When evidence leader Carol Steinberg asked them: “When did the atmosphere change?”, all witnesses pointed to Moyane’s arrival in 2014. Executives said they felt afraid, intimidated, humiliated and excluded under the new administration.
The former head of the revenue service’s large business centre (LBC), Sunita Manik, told the commission how the efficacy of the one-stop-shop unit that focused on large corporate taxpayers and high-net-worth individuals was brought to a standstill when the centre was dismantled during the restructuring process. Manik said the centre brought in 30% of the total revenue collected in a tax year.
Manik said, after the restructuring, it became standard to hold back all refunds that were due to taxpayers — even legitimate refunds, which, she speculates, was to “manipulate” revenue figures. “What it means is your revenue outflow is minimised and [you] look good from a revenue point of view, because [you] can manipulate all this R20‑billion in revenue a year to meet targets,” she said.
Former chief operating officer Barry Hore said there was a 57% (R22‑billion) increase in Sars’s credit book from 2014 to 2016. This reflects tax refunds that Sars needs to make.
In 2017, tax ombud Judge Bernard Ngoepe found that Sars unduly withheld refunds due to taxpayers, which, he said, could result in financial hardships for individuals and businesses. At the time, Sars denied this.
Manik said the LBC had a strong governance, accountability and audit record which did not allow individuals to make decisions on their own. She speculated that the centre was dismantled for corrupt purposes — “to have access to high-net-worth individuals and large corporate taxpayers”.
Manik, who left Sars in 2016 after 23 years of service, said she was not informed when she was removed from her post. “I was the last one to find out. I arrived one morning and everyone across Sars received a circular of acting positions, and one of those positions was mine,” she said.
Describing her final days, she said: “I sat in an office … I was given no work and I was given no title.”
The inquiry heard about the growing culture of mistrust and exclusion at Sars, directed at employees who were seen to be aligned with the previous administration.
Former integrity head Tshebeletso Seramane said she was demoted and dismissed simply for doing her job.
Seramane alleged that central to her dismissal was a draft code of conduct she had presented, which included clauses pertaining to nepotism. Referring to claims that former business and individual tax chief Jonas Makwakwa used his influence to promote his unqualified girlfriend, Kelly-Ann Elskie, to a position in the agency’s litigation unit, Seramane said that practice was not unusual among group executives at Sars.

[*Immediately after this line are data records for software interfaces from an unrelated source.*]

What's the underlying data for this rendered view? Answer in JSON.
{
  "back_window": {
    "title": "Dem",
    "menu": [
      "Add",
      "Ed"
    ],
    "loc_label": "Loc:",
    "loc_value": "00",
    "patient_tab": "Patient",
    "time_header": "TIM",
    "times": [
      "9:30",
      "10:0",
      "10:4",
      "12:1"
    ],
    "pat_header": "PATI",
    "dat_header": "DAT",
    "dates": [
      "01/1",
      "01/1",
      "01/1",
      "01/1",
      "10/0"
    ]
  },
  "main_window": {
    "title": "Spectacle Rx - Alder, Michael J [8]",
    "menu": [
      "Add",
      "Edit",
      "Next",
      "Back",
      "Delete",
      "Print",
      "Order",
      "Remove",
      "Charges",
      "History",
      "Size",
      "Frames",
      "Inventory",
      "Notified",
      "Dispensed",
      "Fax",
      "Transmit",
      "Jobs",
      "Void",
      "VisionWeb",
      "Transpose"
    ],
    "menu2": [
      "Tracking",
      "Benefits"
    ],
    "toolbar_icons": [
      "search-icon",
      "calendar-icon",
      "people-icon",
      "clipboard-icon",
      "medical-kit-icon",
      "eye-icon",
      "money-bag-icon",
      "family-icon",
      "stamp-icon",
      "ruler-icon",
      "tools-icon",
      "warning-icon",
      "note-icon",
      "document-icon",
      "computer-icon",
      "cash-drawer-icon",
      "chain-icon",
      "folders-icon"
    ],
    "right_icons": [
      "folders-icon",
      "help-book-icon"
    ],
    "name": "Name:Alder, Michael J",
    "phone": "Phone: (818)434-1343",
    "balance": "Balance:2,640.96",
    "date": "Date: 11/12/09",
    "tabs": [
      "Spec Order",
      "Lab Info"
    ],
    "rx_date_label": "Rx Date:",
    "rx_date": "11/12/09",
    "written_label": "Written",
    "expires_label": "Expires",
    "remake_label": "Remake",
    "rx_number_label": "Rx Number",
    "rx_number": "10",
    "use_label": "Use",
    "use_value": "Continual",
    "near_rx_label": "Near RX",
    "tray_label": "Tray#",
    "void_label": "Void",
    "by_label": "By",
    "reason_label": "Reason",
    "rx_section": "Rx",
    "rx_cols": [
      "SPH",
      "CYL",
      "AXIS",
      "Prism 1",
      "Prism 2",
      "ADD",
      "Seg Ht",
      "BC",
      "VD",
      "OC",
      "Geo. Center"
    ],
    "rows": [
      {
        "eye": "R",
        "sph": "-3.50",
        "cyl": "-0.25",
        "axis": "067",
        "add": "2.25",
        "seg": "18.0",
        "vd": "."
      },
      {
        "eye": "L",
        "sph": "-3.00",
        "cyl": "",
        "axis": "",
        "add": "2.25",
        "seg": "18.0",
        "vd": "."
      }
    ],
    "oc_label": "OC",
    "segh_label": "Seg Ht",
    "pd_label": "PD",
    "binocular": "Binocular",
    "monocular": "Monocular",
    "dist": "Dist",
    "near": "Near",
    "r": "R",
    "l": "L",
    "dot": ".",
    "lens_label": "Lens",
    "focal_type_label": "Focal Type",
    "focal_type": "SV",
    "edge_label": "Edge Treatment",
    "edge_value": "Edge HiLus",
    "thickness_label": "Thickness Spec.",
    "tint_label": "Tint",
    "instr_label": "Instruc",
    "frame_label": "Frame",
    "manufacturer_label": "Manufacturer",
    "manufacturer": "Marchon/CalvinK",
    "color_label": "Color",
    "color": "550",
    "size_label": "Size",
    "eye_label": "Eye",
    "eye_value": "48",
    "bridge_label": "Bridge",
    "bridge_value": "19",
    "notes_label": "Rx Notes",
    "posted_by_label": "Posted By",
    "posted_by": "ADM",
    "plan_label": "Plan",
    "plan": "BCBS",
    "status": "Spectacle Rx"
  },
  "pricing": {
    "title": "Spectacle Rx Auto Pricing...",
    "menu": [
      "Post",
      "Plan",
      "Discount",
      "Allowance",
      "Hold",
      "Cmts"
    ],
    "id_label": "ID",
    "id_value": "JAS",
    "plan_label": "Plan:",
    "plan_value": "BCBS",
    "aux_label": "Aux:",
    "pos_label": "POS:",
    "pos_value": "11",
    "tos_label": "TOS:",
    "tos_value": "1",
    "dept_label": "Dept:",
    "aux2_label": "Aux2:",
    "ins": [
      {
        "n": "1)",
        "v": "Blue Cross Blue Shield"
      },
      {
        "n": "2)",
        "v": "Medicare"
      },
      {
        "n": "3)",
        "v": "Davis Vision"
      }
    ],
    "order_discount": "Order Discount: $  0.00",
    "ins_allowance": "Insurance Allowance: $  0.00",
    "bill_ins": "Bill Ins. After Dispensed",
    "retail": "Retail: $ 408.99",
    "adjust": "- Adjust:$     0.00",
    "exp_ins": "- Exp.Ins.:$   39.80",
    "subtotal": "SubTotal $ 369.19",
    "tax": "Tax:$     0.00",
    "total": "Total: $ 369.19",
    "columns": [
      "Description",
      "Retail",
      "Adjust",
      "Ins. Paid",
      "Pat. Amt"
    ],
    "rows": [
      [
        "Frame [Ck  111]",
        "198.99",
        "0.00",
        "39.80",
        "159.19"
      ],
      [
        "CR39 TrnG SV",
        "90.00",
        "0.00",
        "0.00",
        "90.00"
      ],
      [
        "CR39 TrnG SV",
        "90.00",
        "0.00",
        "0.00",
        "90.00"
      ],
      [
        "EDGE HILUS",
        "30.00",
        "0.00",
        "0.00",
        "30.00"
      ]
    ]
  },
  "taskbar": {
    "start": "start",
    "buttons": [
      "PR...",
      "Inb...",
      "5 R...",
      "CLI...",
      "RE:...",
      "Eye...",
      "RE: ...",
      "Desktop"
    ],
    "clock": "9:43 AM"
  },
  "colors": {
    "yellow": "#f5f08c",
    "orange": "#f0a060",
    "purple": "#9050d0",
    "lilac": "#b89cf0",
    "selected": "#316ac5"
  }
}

“There were quite a number of instances where it has happened that a girlfriend or wife or whatever gets appointed into a position that, if you were to have followed the proper process, the person would not have been appointed,” she said.
Seramane claimed she was demoted because of “targeting certain individuals and how to get rid of them. Because downgrading your post would humiliate you.”
During this time, she and some 40 employees, including group executives earning more than R1‑million a year, spent months without any work to do. “Now, is that not wasteful expenditure?” asked Seramane.
The head of tax public education, Sobantu Ndlangalavu, the only witness on Tuesday who was still employed at Sars, was visibly anxious. He described how the work atmosphere went from being vibrant to fearful. Cameras and listening devices were apparently installed in trees and in the corridors of Sars.
“It got to the point where staff began using Sellotape to block the inbuilt cameras on their laptops because people felt they were being monitored, even if they were not,” said Ndlangalavu.
Eric Mabuza, the lawyer representing Moyane, did not respond to questions because Moyane will make an appearance at the hearing on Friday, June 29.
Tebogo Tshwane is an Adamela Trust financial journalist at the Mail & Guardian